Smith’s job is to recruit male students to the small school about an hour west of Harrisburg, Pa. That job is to recruit all male students, not just those who will play basketball for the Phoenix.
Like Baxter at Bryn Athyn, Miles’ job is to sell a vision to transfers and recruits about what Wilson College men’s basketball could be, and that starts with selling himself.
"I talked to a good friend of mine, Casey Stitzel at Delaware Valley, and my mentor Kelly Williams at TCNJ," Miles said. "They told me I have to sell myself and sell the program because there's no history for men's basketball [at Wilson]. So I basically had to give that pitch on how I want to start this culture of men's basketball that's allowing it to be a family-first atmosphere."

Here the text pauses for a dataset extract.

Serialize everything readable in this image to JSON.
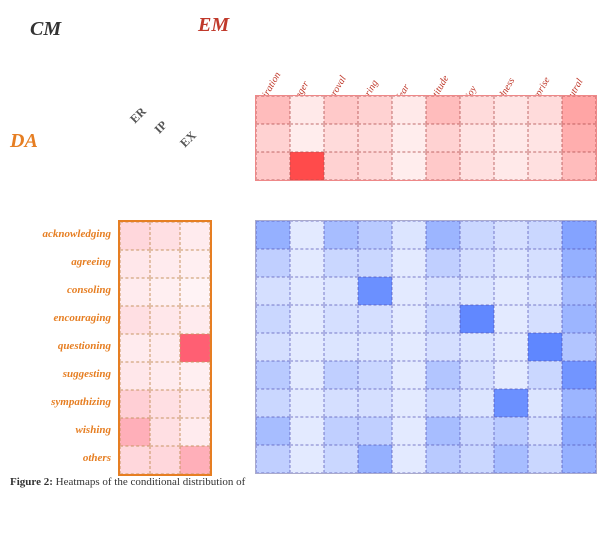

When Wilson played Bryn Athyn on Jan. 6, the Phoenix had just six active players. Forward Mylan Ward left the game with a calf injury late in the second half, leaving the Wilson bench practically empty, with just an assistant coach and another injured player sitting behind Smith. Ward returned but fouled out with 75 seconds left, and Smith substituted Martez Beckett, who is nearly a foot shorter and 100 pounds lighter than Ward. Despite having no reserves, the Phoenix hung on for the victory, its first ever against a Division III opponent.
Help is on the way. A couple of players could return from injury or academic issues to round out Wilson’s roster. For now Smith is building around the square-shouldered forward Ward, quicksilver guard Rahim Bunch and freshman guard Rasul Jackson. Ward transferred to Wilson from Howard Community College in Maryland and Bunch transferred from Rutgers-Newark where he started 14 games last season. Jackson came to Wilson from Philadelphia, which is one of Smith's target areas for recruits.
At halftime of the men's game, one of Bryn Athyn's women's basketball players entered the gym wearing a bright pink t-shirt that read "started from the bottom." At this point it's perfect, conveying awareness of today's challenges and hope for tomorrow's success.
After all, you have to start somewhere.